## WHAT THE EXERCISE ASKS
Search the listing for the word "subtitle". Copy every line where it is found.

──────── TASK INPUTS

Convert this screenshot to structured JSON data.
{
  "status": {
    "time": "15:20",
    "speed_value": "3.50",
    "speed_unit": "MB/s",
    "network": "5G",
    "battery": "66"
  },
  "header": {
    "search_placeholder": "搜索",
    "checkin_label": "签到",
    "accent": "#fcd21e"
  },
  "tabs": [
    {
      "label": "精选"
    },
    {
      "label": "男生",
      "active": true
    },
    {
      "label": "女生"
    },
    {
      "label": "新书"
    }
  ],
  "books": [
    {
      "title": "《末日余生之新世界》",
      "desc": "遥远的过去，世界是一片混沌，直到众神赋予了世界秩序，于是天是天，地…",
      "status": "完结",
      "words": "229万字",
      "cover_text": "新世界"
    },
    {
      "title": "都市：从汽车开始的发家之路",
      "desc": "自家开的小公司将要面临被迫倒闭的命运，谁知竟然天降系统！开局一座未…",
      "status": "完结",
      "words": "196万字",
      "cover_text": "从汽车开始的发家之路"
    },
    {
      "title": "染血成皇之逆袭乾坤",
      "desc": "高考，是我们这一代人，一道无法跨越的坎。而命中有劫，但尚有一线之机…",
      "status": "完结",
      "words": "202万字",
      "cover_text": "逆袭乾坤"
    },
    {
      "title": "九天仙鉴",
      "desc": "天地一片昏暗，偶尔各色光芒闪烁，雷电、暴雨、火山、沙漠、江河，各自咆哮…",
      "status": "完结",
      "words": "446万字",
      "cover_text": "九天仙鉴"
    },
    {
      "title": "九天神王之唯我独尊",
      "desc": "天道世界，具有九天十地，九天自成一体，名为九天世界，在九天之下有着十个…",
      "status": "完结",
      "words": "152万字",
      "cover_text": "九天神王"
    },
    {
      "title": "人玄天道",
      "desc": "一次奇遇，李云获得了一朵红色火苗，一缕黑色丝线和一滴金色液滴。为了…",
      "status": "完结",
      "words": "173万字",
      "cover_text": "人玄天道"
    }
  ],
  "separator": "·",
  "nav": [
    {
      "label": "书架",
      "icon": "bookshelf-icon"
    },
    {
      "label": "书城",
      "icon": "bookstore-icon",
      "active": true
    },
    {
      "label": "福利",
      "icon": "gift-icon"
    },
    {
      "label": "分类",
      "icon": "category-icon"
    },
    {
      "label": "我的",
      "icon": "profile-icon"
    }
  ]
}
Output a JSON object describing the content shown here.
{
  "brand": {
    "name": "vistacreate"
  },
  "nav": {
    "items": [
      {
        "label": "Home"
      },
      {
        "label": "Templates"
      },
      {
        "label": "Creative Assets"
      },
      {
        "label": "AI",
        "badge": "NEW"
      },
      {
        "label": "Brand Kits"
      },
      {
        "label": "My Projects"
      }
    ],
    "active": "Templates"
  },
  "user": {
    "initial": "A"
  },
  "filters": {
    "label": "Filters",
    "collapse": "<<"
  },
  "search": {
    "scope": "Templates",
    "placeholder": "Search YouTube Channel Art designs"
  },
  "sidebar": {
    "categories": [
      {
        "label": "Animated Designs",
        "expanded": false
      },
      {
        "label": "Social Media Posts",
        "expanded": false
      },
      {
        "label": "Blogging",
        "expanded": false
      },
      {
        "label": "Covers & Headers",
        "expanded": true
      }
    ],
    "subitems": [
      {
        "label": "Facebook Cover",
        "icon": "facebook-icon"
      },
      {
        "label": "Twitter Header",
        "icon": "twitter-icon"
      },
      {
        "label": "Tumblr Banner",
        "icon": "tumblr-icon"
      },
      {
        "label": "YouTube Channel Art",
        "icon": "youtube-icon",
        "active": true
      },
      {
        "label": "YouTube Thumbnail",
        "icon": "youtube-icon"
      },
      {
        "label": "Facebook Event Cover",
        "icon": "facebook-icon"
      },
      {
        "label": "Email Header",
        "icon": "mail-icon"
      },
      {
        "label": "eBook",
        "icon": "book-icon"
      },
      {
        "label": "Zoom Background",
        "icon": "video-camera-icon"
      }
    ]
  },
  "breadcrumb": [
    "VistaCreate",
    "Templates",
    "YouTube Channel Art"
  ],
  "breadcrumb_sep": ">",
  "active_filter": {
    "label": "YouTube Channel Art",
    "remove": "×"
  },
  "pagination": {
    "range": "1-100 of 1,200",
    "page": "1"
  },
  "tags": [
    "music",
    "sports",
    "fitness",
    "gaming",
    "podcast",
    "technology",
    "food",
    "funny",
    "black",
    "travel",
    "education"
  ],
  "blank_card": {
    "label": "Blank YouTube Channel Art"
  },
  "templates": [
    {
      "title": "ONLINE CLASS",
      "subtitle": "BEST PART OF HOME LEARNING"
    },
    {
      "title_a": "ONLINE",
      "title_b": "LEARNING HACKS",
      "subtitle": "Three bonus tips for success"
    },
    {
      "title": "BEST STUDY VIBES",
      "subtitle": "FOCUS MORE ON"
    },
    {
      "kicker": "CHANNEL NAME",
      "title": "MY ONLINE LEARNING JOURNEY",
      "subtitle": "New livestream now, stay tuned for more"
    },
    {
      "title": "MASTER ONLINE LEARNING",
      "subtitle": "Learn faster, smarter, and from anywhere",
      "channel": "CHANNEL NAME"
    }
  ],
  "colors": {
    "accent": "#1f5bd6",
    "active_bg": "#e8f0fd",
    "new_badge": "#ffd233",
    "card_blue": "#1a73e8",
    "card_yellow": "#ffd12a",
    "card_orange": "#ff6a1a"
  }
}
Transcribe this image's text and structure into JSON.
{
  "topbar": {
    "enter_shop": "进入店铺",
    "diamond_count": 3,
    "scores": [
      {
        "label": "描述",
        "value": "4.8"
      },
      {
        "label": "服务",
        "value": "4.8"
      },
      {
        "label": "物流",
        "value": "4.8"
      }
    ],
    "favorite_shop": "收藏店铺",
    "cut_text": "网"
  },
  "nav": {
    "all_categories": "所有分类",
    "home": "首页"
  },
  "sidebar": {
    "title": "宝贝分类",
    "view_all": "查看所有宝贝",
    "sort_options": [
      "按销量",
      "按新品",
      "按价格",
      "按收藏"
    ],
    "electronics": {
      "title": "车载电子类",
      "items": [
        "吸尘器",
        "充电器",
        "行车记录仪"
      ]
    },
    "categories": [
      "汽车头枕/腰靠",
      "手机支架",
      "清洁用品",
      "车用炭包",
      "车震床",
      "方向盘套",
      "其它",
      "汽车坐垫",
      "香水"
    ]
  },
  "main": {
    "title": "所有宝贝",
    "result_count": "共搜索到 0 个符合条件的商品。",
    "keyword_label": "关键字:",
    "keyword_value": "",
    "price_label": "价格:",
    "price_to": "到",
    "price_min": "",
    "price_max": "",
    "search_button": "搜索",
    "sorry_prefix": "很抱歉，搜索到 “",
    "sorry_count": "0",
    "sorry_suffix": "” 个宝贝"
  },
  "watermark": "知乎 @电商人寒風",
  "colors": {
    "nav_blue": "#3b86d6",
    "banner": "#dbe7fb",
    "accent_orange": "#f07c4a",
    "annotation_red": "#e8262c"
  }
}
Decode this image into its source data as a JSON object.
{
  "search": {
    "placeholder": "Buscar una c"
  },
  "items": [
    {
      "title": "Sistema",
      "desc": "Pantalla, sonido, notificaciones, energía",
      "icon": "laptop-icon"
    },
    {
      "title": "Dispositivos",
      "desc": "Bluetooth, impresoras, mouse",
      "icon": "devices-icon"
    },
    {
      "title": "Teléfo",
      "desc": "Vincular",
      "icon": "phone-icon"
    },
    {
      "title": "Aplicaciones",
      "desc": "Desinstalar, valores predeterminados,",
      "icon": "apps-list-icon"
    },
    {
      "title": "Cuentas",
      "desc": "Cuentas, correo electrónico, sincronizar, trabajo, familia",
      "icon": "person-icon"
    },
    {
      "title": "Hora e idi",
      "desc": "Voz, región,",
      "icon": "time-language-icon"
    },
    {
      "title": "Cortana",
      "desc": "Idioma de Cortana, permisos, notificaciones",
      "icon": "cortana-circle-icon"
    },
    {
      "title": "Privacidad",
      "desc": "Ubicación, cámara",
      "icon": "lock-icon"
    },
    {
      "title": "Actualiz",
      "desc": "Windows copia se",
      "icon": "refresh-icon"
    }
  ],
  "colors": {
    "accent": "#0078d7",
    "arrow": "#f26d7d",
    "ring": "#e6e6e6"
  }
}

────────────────

## EXERCISE SOLUTION
      "subtitle": "BEST PART OF HOME LEARNING"
      "subtitle": "Three bonus tips for success"
      "subtitle": "FOCUS MORE ON"
      "subtitle": "New livestream now, stay tuned for more"
      "subtitle": "Learn faster, smarter, and from anywhere",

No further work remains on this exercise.